◆ What the task requires
Pull out each line of the records holding the string "Manager".

::: Exercise materials :::

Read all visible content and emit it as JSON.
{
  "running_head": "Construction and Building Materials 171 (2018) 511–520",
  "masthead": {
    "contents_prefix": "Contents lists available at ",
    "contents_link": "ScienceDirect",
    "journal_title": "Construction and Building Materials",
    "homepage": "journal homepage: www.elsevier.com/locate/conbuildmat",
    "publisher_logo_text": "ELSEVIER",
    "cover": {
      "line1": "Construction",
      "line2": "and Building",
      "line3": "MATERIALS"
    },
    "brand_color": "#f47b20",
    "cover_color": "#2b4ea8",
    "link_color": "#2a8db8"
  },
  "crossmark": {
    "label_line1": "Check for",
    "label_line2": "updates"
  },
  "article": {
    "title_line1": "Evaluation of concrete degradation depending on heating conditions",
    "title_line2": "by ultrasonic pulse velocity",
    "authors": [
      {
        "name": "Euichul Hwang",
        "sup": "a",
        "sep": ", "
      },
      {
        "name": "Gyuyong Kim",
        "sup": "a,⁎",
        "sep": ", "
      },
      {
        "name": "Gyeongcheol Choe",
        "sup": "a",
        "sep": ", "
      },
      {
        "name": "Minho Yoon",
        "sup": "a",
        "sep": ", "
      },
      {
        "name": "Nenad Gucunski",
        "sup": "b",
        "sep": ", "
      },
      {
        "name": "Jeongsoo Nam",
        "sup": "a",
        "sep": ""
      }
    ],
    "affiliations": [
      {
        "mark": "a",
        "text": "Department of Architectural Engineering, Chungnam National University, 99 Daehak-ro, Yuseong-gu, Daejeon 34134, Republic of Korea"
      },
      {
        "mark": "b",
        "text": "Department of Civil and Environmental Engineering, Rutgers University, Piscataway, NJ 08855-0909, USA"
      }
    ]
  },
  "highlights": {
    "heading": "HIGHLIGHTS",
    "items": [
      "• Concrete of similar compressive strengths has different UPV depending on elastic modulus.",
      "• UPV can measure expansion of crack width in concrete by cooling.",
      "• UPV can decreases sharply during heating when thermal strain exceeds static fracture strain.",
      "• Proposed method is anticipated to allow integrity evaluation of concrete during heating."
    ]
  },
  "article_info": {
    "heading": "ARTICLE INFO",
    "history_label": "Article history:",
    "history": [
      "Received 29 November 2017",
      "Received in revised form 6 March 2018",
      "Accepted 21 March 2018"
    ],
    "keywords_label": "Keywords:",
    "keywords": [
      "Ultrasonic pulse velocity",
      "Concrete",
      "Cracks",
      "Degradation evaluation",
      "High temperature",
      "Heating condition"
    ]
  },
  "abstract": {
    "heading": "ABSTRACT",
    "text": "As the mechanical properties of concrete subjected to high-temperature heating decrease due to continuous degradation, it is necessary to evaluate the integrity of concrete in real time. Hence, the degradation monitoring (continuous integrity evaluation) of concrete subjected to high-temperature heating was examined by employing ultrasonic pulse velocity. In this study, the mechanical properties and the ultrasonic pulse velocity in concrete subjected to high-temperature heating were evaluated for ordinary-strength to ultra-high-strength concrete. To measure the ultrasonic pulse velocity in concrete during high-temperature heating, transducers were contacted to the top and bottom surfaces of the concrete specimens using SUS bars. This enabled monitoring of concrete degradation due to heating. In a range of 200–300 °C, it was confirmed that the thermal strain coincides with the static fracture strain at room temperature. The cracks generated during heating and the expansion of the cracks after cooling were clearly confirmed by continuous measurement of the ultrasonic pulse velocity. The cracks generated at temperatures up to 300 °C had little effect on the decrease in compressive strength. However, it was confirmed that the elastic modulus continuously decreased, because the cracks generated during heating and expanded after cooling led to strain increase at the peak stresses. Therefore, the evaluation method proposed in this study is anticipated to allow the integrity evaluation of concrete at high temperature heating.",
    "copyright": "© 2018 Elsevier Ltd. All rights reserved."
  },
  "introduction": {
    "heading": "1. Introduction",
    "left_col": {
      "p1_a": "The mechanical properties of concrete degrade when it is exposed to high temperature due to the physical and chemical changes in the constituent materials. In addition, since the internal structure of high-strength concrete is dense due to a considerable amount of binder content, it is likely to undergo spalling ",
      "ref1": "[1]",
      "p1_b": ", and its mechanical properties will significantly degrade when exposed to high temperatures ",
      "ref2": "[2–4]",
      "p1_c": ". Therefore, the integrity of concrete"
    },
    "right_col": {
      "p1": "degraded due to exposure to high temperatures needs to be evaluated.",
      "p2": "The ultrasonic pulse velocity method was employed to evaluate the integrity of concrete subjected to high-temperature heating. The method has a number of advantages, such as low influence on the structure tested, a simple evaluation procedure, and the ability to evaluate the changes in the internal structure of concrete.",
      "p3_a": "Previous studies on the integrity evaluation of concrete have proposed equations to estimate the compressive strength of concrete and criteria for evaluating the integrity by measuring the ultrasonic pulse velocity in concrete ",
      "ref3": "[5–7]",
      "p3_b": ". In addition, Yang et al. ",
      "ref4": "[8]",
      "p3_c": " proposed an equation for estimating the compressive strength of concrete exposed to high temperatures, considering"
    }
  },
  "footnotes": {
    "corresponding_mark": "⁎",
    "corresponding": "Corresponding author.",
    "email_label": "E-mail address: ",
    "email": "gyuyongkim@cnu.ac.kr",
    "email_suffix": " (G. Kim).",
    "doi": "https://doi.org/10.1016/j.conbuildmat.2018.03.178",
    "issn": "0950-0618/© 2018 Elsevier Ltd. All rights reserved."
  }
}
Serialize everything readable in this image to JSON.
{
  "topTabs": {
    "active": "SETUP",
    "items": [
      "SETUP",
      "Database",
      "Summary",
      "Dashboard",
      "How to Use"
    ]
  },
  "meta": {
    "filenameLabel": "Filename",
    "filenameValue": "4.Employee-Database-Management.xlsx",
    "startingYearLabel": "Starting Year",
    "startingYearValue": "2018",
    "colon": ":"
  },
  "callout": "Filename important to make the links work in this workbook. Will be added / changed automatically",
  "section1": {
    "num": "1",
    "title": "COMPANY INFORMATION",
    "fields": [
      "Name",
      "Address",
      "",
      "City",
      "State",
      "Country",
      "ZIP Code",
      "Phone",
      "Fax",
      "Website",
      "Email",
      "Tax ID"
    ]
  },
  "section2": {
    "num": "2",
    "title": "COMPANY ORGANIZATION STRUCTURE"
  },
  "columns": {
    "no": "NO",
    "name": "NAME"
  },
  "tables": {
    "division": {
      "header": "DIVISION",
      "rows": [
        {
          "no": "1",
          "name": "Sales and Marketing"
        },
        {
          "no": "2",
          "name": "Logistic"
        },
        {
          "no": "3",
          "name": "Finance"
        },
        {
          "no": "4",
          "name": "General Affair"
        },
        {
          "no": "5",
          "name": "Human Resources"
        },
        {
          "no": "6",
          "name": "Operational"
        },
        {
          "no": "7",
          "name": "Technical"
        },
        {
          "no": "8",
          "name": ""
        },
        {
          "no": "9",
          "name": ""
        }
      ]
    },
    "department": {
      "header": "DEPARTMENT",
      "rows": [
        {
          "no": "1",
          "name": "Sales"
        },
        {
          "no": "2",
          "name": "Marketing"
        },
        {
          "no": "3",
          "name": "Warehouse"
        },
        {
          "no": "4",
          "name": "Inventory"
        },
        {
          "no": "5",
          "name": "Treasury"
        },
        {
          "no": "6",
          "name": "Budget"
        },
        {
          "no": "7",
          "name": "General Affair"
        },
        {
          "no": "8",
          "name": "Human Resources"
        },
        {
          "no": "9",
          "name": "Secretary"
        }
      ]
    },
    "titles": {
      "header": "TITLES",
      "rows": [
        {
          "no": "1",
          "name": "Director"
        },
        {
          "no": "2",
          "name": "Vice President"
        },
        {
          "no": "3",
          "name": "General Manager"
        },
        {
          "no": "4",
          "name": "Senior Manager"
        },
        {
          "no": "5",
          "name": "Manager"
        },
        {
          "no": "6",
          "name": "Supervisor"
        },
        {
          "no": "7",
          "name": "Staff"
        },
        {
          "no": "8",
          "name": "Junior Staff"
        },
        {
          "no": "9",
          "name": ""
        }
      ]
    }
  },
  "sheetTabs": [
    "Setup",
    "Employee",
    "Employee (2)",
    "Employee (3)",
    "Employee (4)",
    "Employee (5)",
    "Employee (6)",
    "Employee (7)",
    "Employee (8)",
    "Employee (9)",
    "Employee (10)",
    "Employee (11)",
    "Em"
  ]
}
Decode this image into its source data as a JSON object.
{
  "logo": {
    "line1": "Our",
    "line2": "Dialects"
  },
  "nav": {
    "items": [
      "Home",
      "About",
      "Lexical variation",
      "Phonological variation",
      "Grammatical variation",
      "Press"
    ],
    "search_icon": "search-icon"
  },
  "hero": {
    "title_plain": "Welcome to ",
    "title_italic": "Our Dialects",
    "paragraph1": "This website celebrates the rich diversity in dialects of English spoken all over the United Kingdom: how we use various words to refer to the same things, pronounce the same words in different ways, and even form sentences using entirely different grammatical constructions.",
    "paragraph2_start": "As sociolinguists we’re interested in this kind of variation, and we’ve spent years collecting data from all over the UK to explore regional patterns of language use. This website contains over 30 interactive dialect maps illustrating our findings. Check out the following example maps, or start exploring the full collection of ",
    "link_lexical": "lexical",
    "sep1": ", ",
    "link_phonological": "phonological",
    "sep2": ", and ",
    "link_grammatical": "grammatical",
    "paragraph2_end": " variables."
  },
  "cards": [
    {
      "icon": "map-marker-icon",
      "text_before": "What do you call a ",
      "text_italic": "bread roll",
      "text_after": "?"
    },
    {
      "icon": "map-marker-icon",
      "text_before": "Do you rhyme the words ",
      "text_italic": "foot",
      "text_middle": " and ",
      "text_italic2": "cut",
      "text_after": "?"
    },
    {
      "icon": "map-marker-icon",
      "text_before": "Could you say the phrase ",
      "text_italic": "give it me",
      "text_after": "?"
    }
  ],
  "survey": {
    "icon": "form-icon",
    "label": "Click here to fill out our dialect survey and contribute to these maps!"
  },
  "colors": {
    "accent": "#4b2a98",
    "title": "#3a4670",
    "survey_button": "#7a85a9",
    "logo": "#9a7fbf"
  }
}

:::

◆ Reply
          "name": "General Manager"
          "name": "Senior Manager"
          "name": "Manager"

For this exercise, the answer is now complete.